The craftin’ part of this blog has been lacking :( I have done most of the projects in my room months ago and did not really take a lot of pictures, therefore posts about them would be boring and picture-less. However, I am going to piece together a few for you until I can work on some more when it warms up…
I have this cabinet in my room that my family used to keep a fish tank on. When we got rid of the fish, I figured I would take it and use it as a desk. The wood tone is not my favorite… In my head, I was picturing a painted cabinet (probably gray) with a pattern on the top. That is when I ran into this blog. I LOVED IT! The color, the stain, the stencil… it was perfect.
I still had a few problems, the cabinet is not real wood, so re-finishing the top was out of the question, so I decided to just buy a piece of wood to fit the top and stencil that!
I went to Home Depot and found a cheap, thin piece of wood that would look okay stained. (If you need something cut to size, Home Depot will do it for you, for free!)

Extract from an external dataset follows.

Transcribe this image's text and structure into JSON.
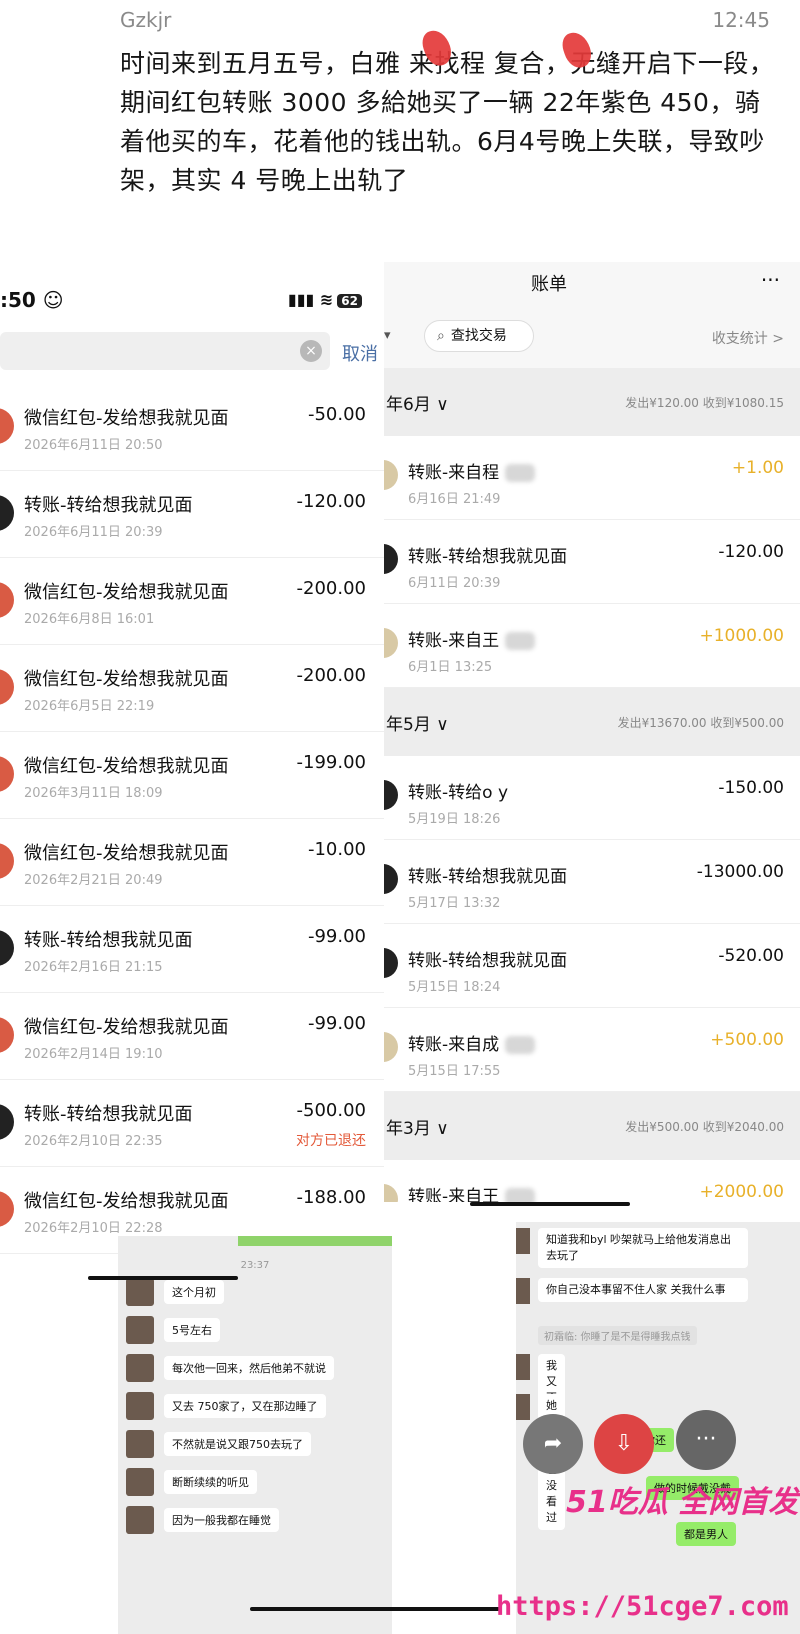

While I was at Home Depot, I also bought a small can (1/2 pint) of Rustoleum oil-based white paint, (1/2 pint) Minwax Dark Walnut Stain, a few of those cheap foam brushes, and a (1/2 pint) of clear satin polyurethane.

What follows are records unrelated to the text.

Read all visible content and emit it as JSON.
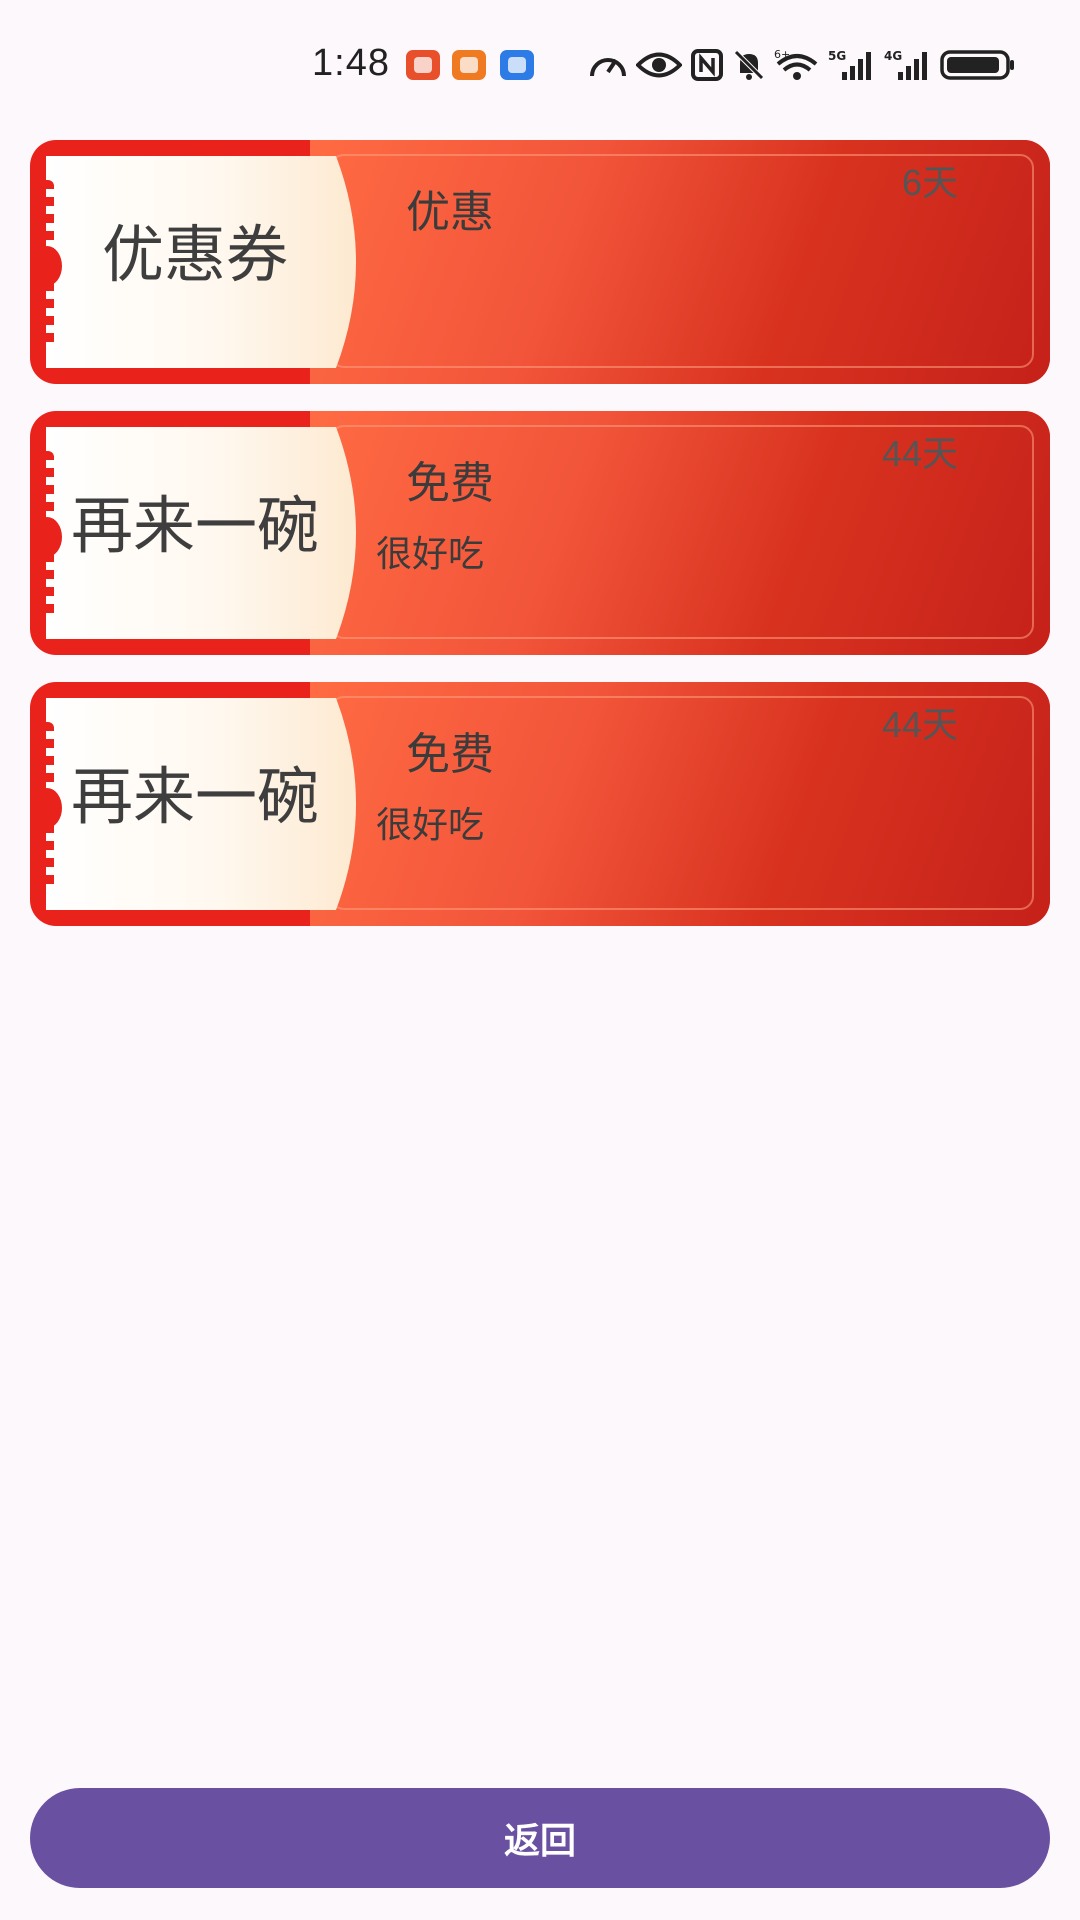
{
  "status_bar": {
    "time": "1:48",
    "icons": [
      "missed-call-icon",
      "video-app-icon",
      "blue-app-icon",
      "speed-icon",
      "eye-icon",
      "nfc-icon",
      "mute-icon",
      "wifi-6-icon",
      "signal-5g-icon",
      "signal-4g-icon",
      "battery-icon"
    ],
    "wifi_label": "6+",
    "net1_label": "5G",
    "net2_label": "4G"
  },
  "coupons": [
    {
      "title": "优惠券",
      "type": "优惠",
      "desc": "",
      "days": "6天"
    },
    {
      "title": "再来一碗",
      "type": "免费",
      "desc": "很好吃",
      "days": "44天"
    },
    {
      "title": "再来一碗",
      "type": "免费",
      "desc": "很好吃",
      "days": "44天"
    }
  ],
  "back_button": {
    "label": "返回"
  },
  "colors": {
    "coupon_frame": "#e9231c",
    "button_bg": "#6a50a1",
    "page_bg": "#fdf8fb"
  }
}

The next step was finding the right stencil. I went to Michael’s in an attempt to keep the project cheap and found a few options. I decided on this one…(there were a few sizes and options within each kit).

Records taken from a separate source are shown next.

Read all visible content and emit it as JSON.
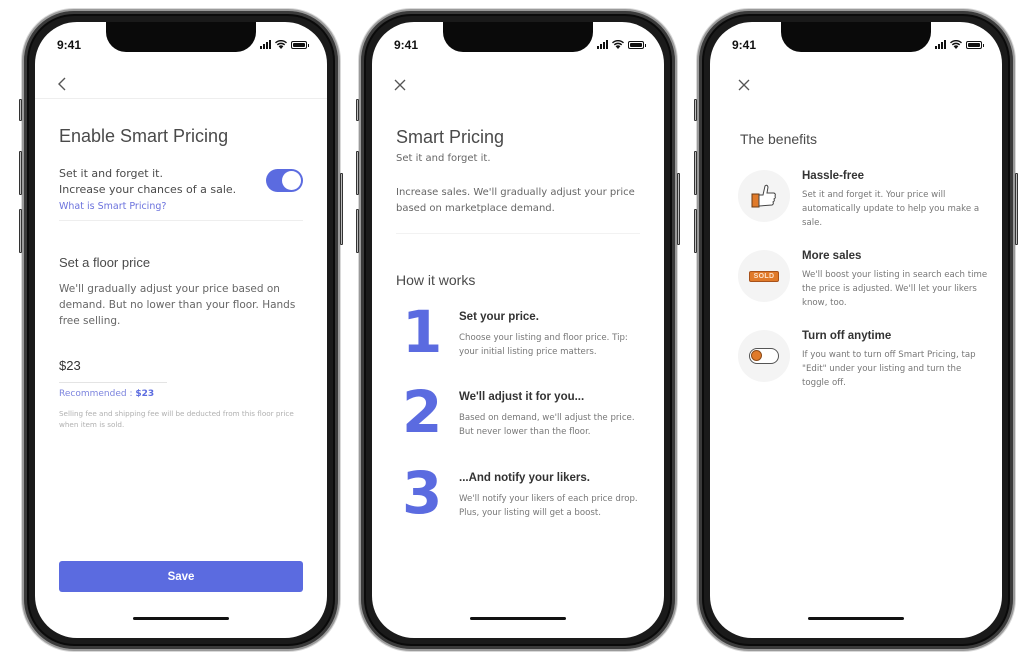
{
  "status_bar": {
    "time": "9:41"
  },
  "screen1": {
    "nav_icon": "back-chevron-icon",
    "title": "Enable Smart Pricing",
    "toggle_text_line1": "Set it and forget it.",
    "toggle_text_line2": "Increase your chances of a sale.",
    "toggle_on": true,
    "link": "What is Smart Pricing?",
    "floor_title": "Set a floor price",
    "floor_desc": "We'll gradually adjust your price based on demand. But no lower than your floor. Hands free selling.",
    "price_value": "$23",
    "recommended_label": "Recommended : ",
    "recommended_value": "$23",
    "fee_note": "Selling fee and shipping fee will be deducted from this floor price when item is sold.",
    "save_label": "Save"
  },
  "screen2": {
    "nav_icon": "close-icon",
    "title": "Smart Pricing",
    "subtitle": "Set it and forget it.",
    "description": "Increase sales. We'll gradually adjust your price based on marketplace demand.",
    "section_title": "How it works",
    "steps": [
      {
        "number": "1",
        "title": "Set your price.",
        "desc": "Choose your listing and floor price. Tip: your initial listing price matters."
      },
      {
        "number": "2",
        "title": "We'll adjust it for you...",
        "desc": "Based on demand, we'll adjust the price. But never lower than the floor."
      },
      {
        "number": "3",
        "title": "...And notify your likers.",
        "desc": "We'll notify your likers of each price drop. Plus, your listing will get a boost."
      }
    ]
  },
  "screen3": {
    "nav_icon": "close-icon",
    "title": "The benefits",
    "benefits": [
      {
        "icon": "thumbs-up-icon",
        "title": "Hassle-free",
        "desc": "Set it and forget it. Your price will automatically update to help you make a sale."
      },
      {
        "icon": "sold-tag-icon",
        "icon_text": "SOLD",
        "title": "More sales",
        "desc": "We'll boost your listing in search each time the price is adjusted. We'll let your likers know, too."
      },
      {
        "icon": "toggle-off-icon",
        "title": "Turn off anytime",
        "desc": "If you want to turn off Smart Pricing, tap \"Edit\" under your listing and turn the toggle off."
      }
    ]
  },
  "colors": {
    "accent": "#5b6be0",
    "link": "#6b72dd",
    "orange": "#e07a2a",
    "text_primary": "#4a4a4a",
    "text_secondary": "#777777"
  }
}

As you can see, I just used painter’s tape to hold the stencil in place and went to town. IT TOOK FOREVER, because I had to do two coats. The most difficult part was lining up the corners so the stencil matched up. I recommend planning it out first and taking your time.
Once the paint was completely dry, I just used a foam brush to brush on the stain and a sock to wipe off the excess. I used 2 coats on the whole thing, and 3 in certain spots that were absorbing the stain weird. After the stain dried, I coated the whole thing in polyurethane. I used two coats of that, and did a light sanding in between and after to create a smooth surface. (I let each coat dry completely before doing any sanding).
It is not perfect, but I still love the way it turned out. (Note: Be careful not to get paint anywhere you don’t want it, it will stand out once stained; even though I tried to sand it away prior to staining) Once the weather gets nice again, I will finish off the cabinet, paint it, and do a final reveal! Stay tuned!